|born on||18 April 1846 at 23:30 (= 11:30 PM )|
|Place||St Sornin, France, 45n46, 0w58|
|Timezone||LMT m0w58 (is local mean time)|
|Astrology data||28°31' 00°16 Asc. 23°31'|
French physiologist who had a keen interest in the field of surgery, being credited for introducing a process of administering morphine and atropine to a patient prior to the administration of anaesthesia. Among his better known writings was the six volume "Traité de physiologie" (1904), a work that was co-written with a former student of his, Maurice Doyon (1869–1934).
He worked in Paris in the laboratory of Claude Bernard (1813–1878), of whom, Morat became a devoted disciple. In Paris, he worked closely with veterinarian Henri Toussaint (1847–1890) and physiologist Albert Dastre (1844–1917). With Toussaint, he collaborated on "Les variations de l’état électrique des muscles" (Variations of the electrical state of muscles), and with Dastre, he undertook extensive research of the sympathetic nervous system. With Dastre, the "Dastre-Morat Law" is derived, a dictum which states that "the vasoconstriction of the capillaries of the body surface is usually accompanied by vasodilation of the internal vessels, especially of the viscera, and vice-versa".
He died on 25 July 1920, aged 74, in Saint-Sorlin.
- (has as) boss relationship with Bernard, Claude (born 12 July 1813)
Grazia Bordoni's Science database quotes Gauquelin.
- Vocation : Science : Biology (Physiologist)

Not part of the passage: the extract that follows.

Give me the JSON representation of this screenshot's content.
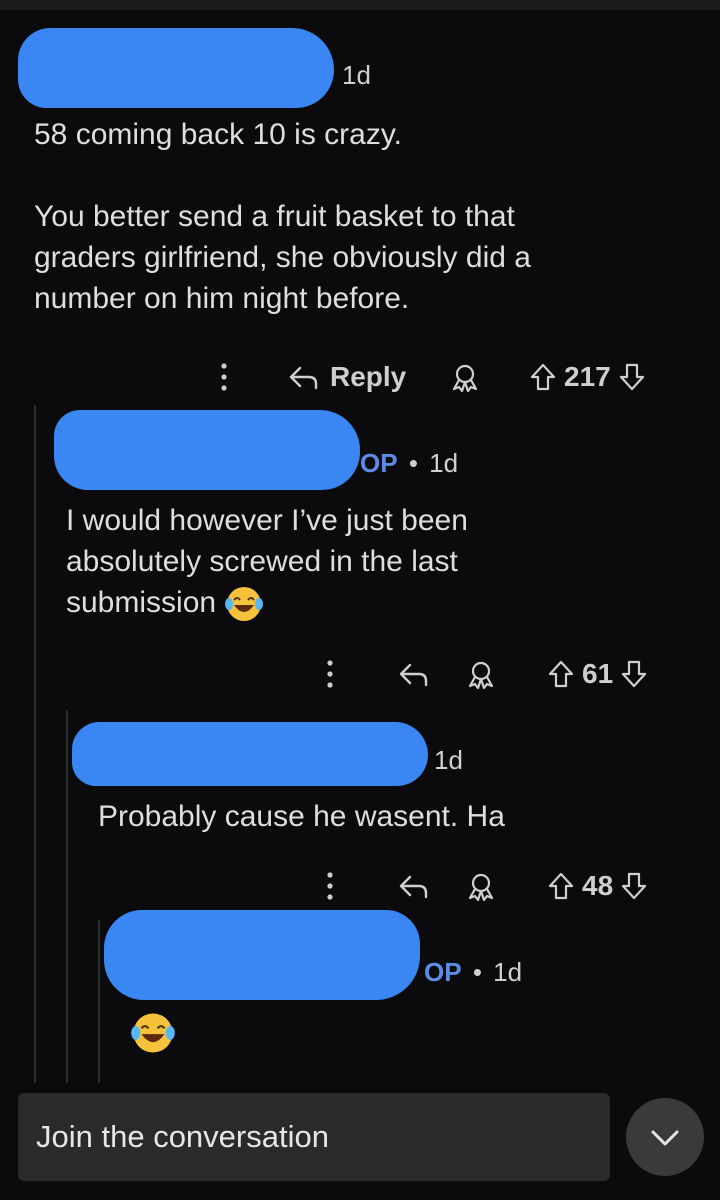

- Vocation : Writers : Textbook/ Non-fiction
- Notable : Famous : Founder/ originator ("Dastre-Morat Law")